RIDE-CT / RIDE-NewEngland had the chance to find out a short while back when Triumph provided a 2014 Thunderbird LT loaner for a week and, frankly, it took some getting used to for the simple reason it is big. Weighing it at 836 pounds wet, having a 65.5-inch wheelbase and powered by the aforementioned 1,699cc motor, the Thunderbird LT is one substantive machine, and vastly different from my daily rider, a little Suzuki V-Strom with its 650cc V-twin.
Triumph’s Dave Rosen, at whose Connecticut home I picked up the bike, advised that it would feel much, much lighter at speed, but the first 100 yards or so – down his driveway and out on to a state road – had me practically duck-walking. Yes, the Thunderbird LT is well-balanced. It just took some seat time to find this out. What I eventually discovered during the test period was a superb machine with very few shortcomings.
Despite its weight, the Thunderbird LT has loads of instant-on power. Rolling on the throttle in every gear produced a sharp response. The six-speed transmission was smooth as was the belt drive. What quickly became apparent was the easy handling. Once my brain got wrapped around the reality that I wasn’t riding my normal snappy lightweight, and was able to aim the accordingly, the Triumph LT proved infectiously nimble.
That the Thunderbird LT was comfortable was a given. It wasn’t even necessary to read Triumph’s claim that the model offers “advanced ergonomic refinement, including dual-layer foam seat with lumbar support.” What I found was a relaxed riding position, nice butt cushion and ample floor boards that allow for movement. The Thunderbird LT has Showa forks in front and adjustable Showa shocks in the rear. The seat height is a low 27.5 inches and there’s a wide handlebar.
What did throw me a bit were the highway pegs mounted on the engine guards. On my first attempt to use them I discovered my legs were too short to reach. Was this a motorcycle that requires a booster seat? Rosen later lamented that he should have adjusted them for my short stature.
The Thunderbird LT comes in two color schemes. There’s lava red and phantom black as well as Caspian blue and crystal white. The test bike exhibited the former scheme, giving it an elegant appearance. There’s also a retro nod with wide whitewalls. ABS is included.
Over the testing period, I took the Thunderbird LT to various places where riders gather and had fun demonstrating its features, such as an easy-off, easy-on windshield. Just grab it, pull it and lift off. In addition to the windscreen, there are lower wind deflectors designed to keep the legs breeze-free. Clearly, the emphasis with the Thunderbird LT touring, so it comes with saddlebags, passenger back rest and rear rack.

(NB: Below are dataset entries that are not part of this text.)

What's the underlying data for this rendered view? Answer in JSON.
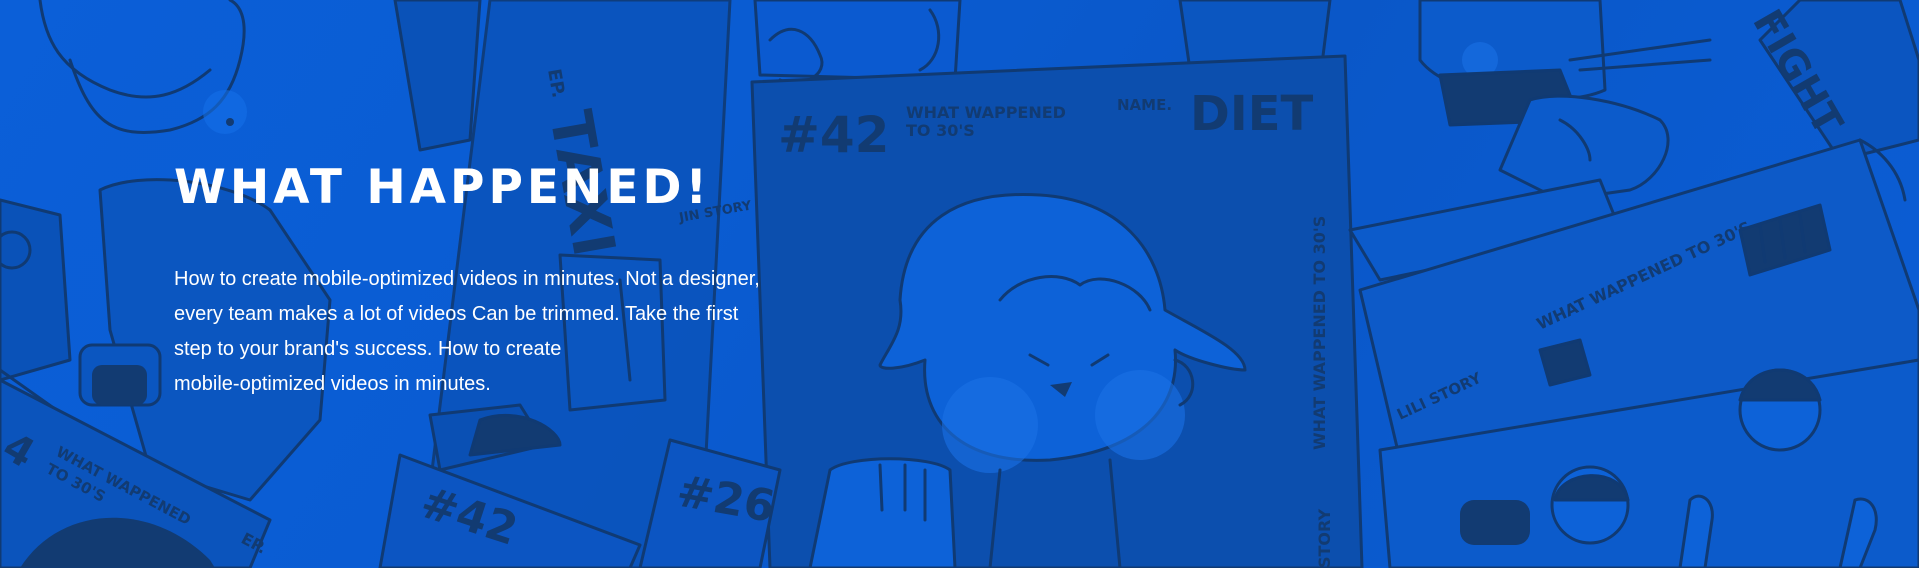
{
  "hero": {
    "title": "WHAT HAPPENED!",
    "description_lines": [
      "How to create mobile-optimized videos in minutes. Not a designer,",
      "every team makes a lot of videos Can be trimmed. Take the first",
      "step to your brand's success. How to create",
      "mobile-optimized videos in minutes."
    ]
  },
  "background_art": {
    "poster_main": {
      "number": "#42",
      "subtitle_line1": "WHAT WAPPENED",
      "subtitle_line2": "TO 30'S",
      "name_label": "NAME.",
      "name_value": "DIET",
      "side_text": "WHAT WAPPENED TO 30'S",
      "bottom_side_text": "STORY"
    },
    "poster_taxi": {
      "ep_label": "EP.",
      "word": "TAXI",
      "small_text": "JIN STORY"
    },
    "poster_fight": {
      "word": "FIGHT"
    },
    "ribbon_right": {
      "title": "WHAT WAPPENED TO 30'S",
      "small": "LILI STORY"
    },
    "poster_bottom_left": {
      "number": "4",
      "text_line1": "WHAT WAPPENED",
      "text_line2": "TO 30'S",
      "ep_label": "EP."
    },
    "poster_bottom_mid1": {
      "number": "#42"
    },
    "poster_bottom_mid2": {
      "number": "#26"
    }
  },
  "colors": {
    "background": "#0a5fd6",
    "art_dark": "#103a73",
    "art_mid": "#0b4fb0",
    "art_light": "#1470e8",
    "text": "#ffffff"
  }
}
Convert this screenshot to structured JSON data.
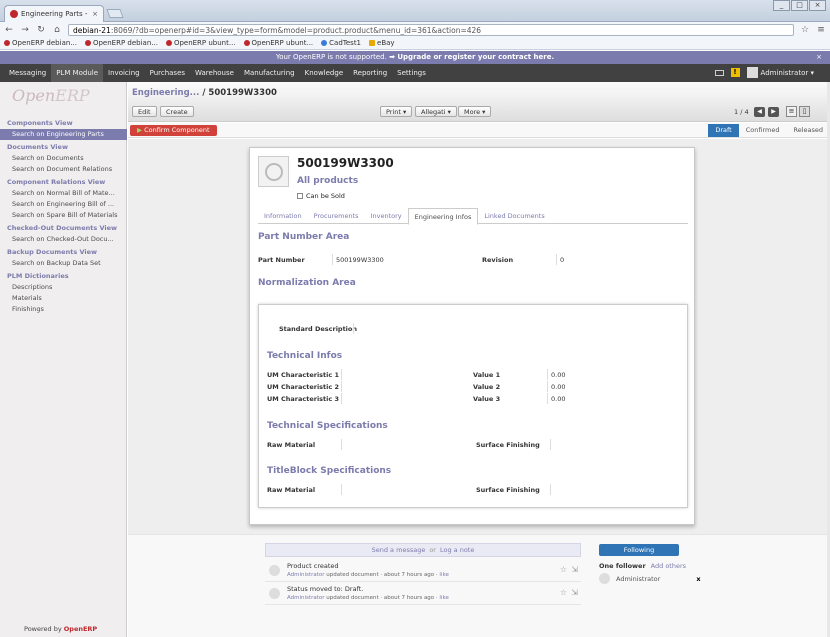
{
  "browser": {
    "tab_title": "Engineering Parts - Op",
    "tab_close": "×",
    "url_host": "debian-21",
    "url_rest": ":8069/?db=openerp#id=3&view_type=form&model=product.product&menu_id=361&action=426",
    "window_buttons": [
      "_",
      "□",
      "×"
    ],
    "bookmarks": [
      "OpenERP debian...",
      "OpenERP debian...",
      "OpenERP ubunt...",
      "OpenERP ubunt...",
      "CadTest1",
      "eBay"
    ]
  },
  "notice": {
    "text": "Your OpenERP is not supported.",
    "link": "➡ Upgrade or register your contract here.",
    "close": "×"
  },
  "topmenu": {
    "items": [
      "Messaging",
      "PLM Module",
      "Invoicing",
      "Purchases",
      "Warehouse",
      "Manufacturing",
      "Knowledge",
      "Reporting",
      "Settings"
    ],
    "active": "PLM Module",
    "user": "Administrator ▾",
    "warn": "!"
  },
  "sidebar": {
    "logo_open": "Open",
    "logo_erp": "ERP",
    "sections": [
      {
        "title": "Components View",
        "items": [
          "Search on Engineering Parts"
        ]
      },
      {
        "title": "Documents View",
        "items": [
          "Search on Documents",
          "Search on Document Relations"
        ]
      },
      {
        "title": "Component Relations View",
        "items": [
          "Search on Normal Bill of Mate...",
          "Search on Engineering Bill of ...",
          "Search on Spare Bill of Materials"
        ]
      },
      {
        "title": "Checked-Out Documents View",
        "items": [
          "Search on Checked-Out Docu..."
        ]
      },
      {
        "title": "Backup Documents View",
        "items": [
          "Search on Backup Data Set"
        ]
      },
      {
        "title": "PLM Dictionaries",
        "items": [
          "Descriptions",
          "Materials",
          "Finishings"
        ]
      }
    ],
    "powered_by": "Powered by",
    "powered_brand": "OpenERP"
  },
  "header": {
    "breadcrumb_link": "Engineering...",
    "breadcrumb_sep": " / ",
    "breadcrumb_current": "500199W3300",
    "edit": "Edit",
    "create": "Create",
    "print": "Print ▾",
    "allegati": "Allegati ▾",
    "more": "More ▾",
    "pager": "1 / 4",
    "prev": "◀",
    "next": "▶"
  },
  "statusbar": {
    "confirm": "Confirm Component",
    "steps": [
      "Draft",
      "Confirmed",
      "Released"
    ],
    "current": "Draft"
  },
  "form": {
    "name": "500199W3300",
    "category": "All products",
    "can_be_sold_label": "Can be Sold",
    "tabs": [
      "Information",
      "Procurements",
      "Inventory",
      "Engineering Infos",
      "Linked Documents"
    ],
    "active_tab": "Engineering Infos",
    "part_number_area": "Part Number Area",
    "part_number_label": "Part Number",
    "part_number": "500199W3300",
    "revision_label": "Revision",
    "revision": "0",
    "normalization_area": "Normalization Area",
    "standard_description_label": "Standard Description",
    "technical_infos": "Technical Infos",
    "um": [
      "UM Characteristic 1",
      "UM Characteristic 2",
      "UM Characteristic 3"
    ],
    "value_labels": [
      "Value 1",
      "Value 2",
      "Value 3"
    ],
    "values": [
      "0.00",
      "0.00",
      "0.00"
    ],
    "technical_specifications": "Technical Specifications",
    "raw_material_label": "Raw Material",
    "surface_finishing_label": "Surface Finishing",
    "titleblock_specifications": "TitleBlock Specifications"
  },
  "chatter": {
    "send_message": "Send a message",
    "or": "or",
    "log_note": "Log a note",
    "messages": [
      {
        "body": "Product created",
        "author": "Administrator",
        "action": " updated document · about 7 hours ago · ",
        "like": "like"
      },
      {
        "body": "Status moved to: Draft.",
        "author": "Administrator",
        "action": " updated document · about 7 hours ago · ",
        "like": "like"
      }
    ],
    "following": "Following",
    "followers_count": "One follower",
    "add_others": "Add others",
    "follower": "Administrator",
    "remove": "x"
  }
}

What’s missing? Well, there’s no tachometer, although the instrumentation does include an LCD trip computer, clock and range to empty display. Also lacking is an attractive exhaust note. To my fading ears, the Thunderbird LT sounds more like a soprano than a proper bass.
Nonetheless, the Thunderbird LT is clearly a superb alternative for riders seeking something different in a cruiser. It certainly got noticed and complimented wherever I took it. The Thunderbird LT has an MSRP of $16,699.